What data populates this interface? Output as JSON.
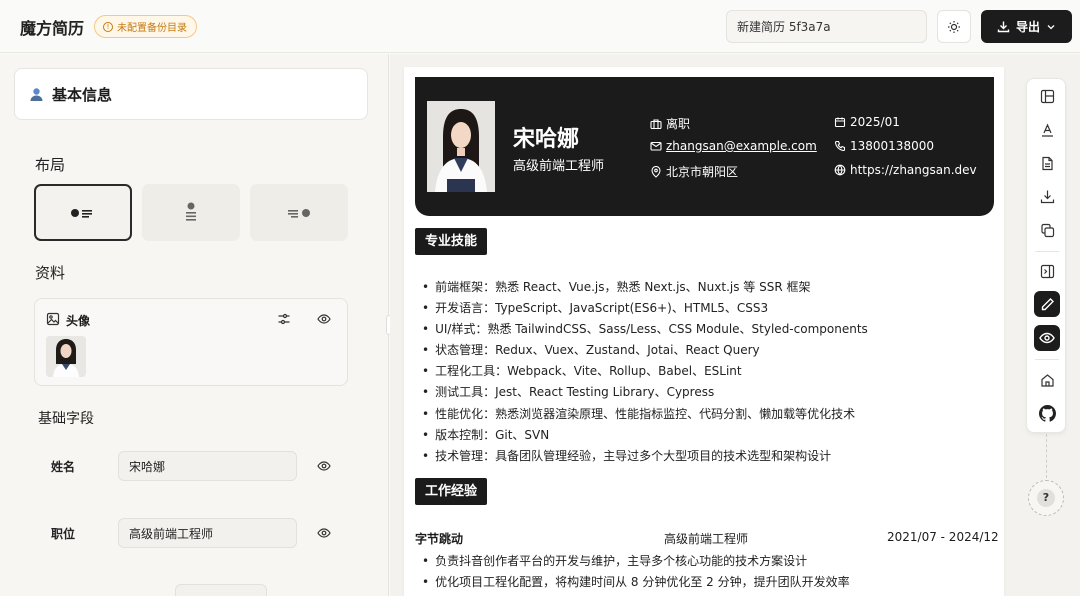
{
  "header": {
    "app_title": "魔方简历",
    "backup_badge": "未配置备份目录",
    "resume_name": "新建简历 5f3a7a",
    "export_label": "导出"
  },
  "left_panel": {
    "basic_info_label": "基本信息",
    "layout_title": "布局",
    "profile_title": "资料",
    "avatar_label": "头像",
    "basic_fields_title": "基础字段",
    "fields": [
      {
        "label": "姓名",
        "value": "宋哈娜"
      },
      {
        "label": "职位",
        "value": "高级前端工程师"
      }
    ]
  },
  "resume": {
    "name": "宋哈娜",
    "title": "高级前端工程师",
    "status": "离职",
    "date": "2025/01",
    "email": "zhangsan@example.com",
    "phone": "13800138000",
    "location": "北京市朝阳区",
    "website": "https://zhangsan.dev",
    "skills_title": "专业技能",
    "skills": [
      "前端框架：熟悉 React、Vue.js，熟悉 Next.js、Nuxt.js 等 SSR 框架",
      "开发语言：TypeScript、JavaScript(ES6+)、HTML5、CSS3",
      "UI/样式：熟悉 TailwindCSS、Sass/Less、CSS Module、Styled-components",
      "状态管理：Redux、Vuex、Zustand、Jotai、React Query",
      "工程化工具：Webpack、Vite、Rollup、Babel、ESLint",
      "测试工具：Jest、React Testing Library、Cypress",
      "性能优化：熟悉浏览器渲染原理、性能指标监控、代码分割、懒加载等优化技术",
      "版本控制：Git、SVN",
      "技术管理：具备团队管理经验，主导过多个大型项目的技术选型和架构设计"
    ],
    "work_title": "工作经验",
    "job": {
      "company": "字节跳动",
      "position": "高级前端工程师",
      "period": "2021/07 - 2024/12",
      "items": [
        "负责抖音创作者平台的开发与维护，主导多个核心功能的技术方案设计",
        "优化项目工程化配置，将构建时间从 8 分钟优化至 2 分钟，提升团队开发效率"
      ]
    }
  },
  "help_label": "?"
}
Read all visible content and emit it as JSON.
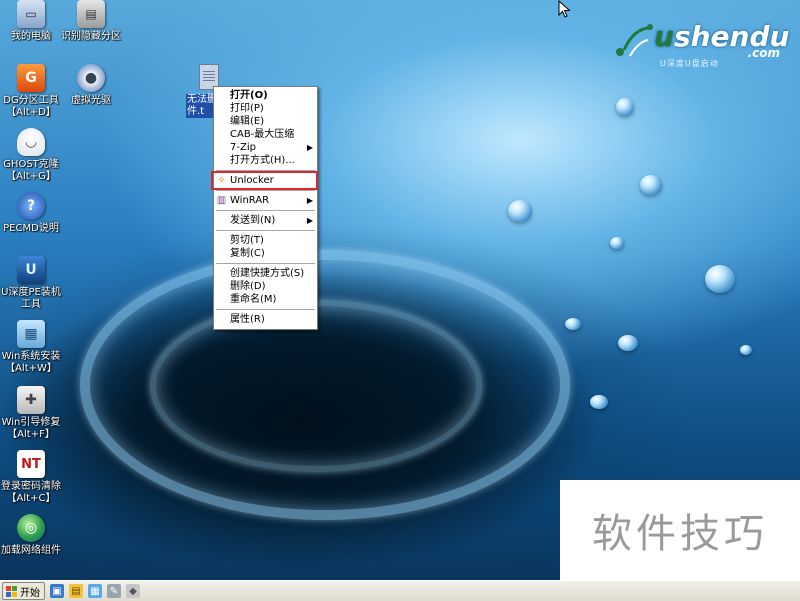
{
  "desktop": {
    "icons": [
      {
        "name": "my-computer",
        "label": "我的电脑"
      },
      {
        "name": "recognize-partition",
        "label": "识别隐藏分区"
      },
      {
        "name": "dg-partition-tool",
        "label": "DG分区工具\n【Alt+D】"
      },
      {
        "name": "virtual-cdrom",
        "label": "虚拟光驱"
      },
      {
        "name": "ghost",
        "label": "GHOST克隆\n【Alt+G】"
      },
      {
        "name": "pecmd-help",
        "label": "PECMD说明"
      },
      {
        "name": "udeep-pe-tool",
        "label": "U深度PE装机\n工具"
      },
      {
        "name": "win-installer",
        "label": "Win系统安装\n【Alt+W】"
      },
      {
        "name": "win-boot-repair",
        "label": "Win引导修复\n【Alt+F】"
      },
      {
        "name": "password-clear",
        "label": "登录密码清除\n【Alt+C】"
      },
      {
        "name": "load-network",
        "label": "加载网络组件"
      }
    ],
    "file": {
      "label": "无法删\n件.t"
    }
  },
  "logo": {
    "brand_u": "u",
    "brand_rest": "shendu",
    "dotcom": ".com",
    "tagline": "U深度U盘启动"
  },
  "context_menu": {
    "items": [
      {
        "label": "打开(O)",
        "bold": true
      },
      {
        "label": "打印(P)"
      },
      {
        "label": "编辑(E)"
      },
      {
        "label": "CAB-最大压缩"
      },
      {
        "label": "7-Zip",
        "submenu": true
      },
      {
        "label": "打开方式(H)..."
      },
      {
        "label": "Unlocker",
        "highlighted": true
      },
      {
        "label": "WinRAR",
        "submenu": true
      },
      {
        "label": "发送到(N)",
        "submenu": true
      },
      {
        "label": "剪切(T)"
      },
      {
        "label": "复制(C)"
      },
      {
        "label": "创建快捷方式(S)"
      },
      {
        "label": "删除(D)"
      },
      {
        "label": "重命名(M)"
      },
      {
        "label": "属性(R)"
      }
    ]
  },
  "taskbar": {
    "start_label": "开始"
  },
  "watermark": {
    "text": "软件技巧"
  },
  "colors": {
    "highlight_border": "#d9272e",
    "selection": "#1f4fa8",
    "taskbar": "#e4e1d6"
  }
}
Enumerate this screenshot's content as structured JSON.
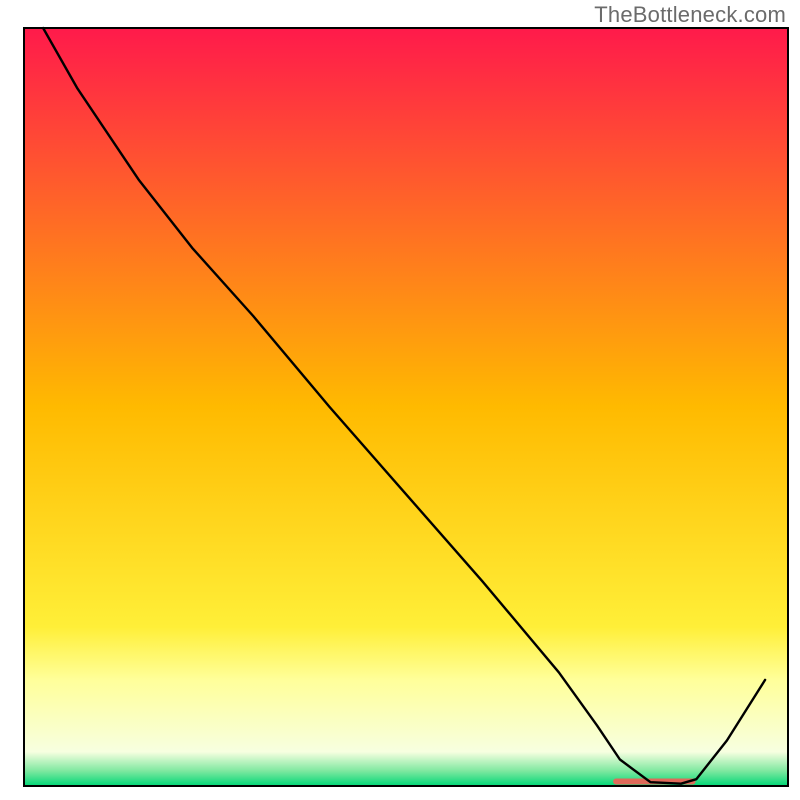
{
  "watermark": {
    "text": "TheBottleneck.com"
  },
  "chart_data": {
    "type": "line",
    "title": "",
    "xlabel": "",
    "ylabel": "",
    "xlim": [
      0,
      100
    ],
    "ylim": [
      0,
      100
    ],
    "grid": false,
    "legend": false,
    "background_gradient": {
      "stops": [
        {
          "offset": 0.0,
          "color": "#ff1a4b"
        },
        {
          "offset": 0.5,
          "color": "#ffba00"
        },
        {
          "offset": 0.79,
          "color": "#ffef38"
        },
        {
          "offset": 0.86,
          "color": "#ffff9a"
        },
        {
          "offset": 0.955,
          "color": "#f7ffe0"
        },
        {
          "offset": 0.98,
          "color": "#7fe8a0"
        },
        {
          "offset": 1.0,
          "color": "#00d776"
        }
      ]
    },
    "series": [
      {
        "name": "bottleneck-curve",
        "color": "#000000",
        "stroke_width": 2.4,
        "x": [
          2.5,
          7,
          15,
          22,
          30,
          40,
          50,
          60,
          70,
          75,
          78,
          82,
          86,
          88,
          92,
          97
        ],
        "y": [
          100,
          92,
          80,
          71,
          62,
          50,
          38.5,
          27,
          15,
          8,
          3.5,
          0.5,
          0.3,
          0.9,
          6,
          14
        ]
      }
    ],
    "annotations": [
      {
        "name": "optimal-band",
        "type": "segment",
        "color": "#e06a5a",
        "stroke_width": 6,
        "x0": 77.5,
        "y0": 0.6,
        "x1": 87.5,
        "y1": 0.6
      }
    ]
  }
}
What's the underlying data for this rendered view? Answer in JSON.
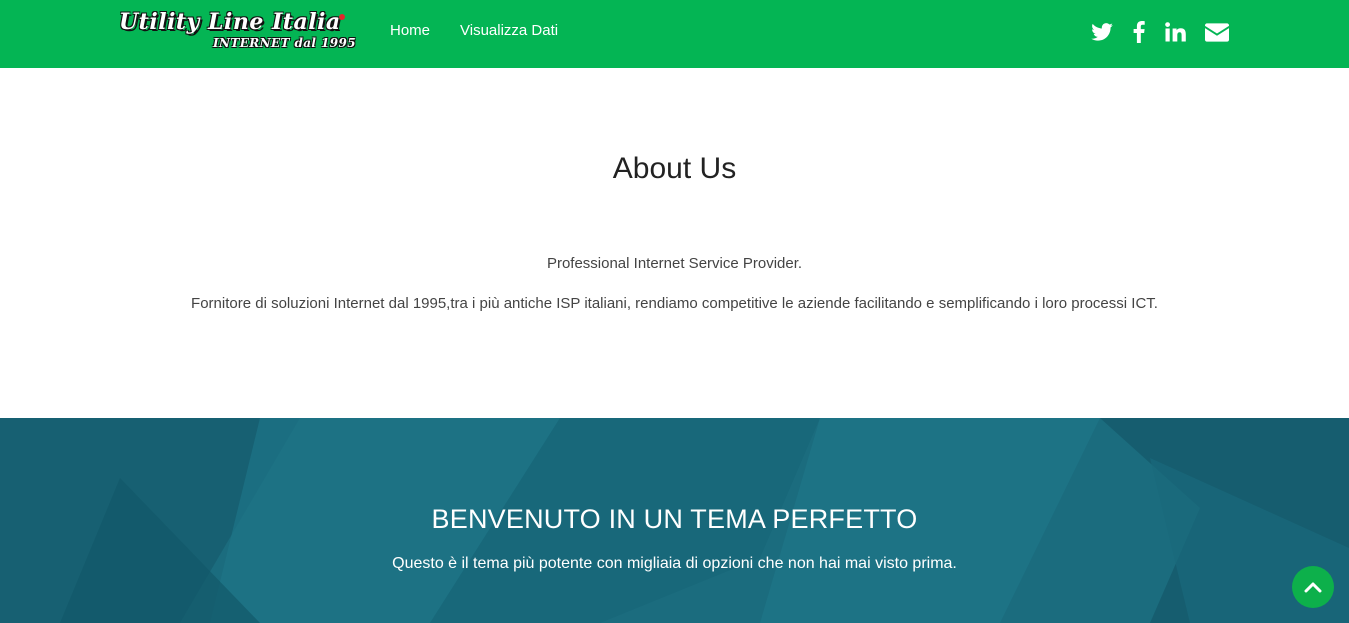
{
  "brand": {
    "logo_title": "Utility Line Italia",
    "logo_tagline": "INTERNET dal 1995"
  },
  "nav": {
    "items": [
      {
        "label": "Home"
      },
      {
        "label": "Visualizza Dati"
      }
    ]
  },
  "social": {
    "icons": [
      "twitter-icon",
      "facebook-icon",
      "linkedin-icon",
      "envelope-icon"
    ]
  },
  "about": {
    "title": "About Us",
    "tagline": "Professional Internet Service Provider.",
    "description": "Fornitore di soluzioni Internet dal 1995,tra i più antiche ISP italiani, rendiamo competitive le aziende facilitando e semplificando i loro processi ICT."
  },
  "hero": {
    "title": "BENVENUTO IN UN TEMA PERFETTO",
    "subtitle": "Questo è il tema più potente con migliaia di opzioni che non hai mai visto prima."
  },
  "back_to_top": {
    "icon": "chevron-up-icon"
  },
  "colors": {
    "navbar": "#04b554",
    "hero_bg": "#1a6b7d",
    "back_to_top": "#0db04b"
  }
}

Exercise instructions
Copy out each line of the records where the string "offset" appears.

Task solution
          "offset": 0.0,
          "offset": 0.5,
          "offset": 0.79,
          "offset": 0.86,
          "offset": 0.955,
          "offset": 0.98,
          "offset": 1.0,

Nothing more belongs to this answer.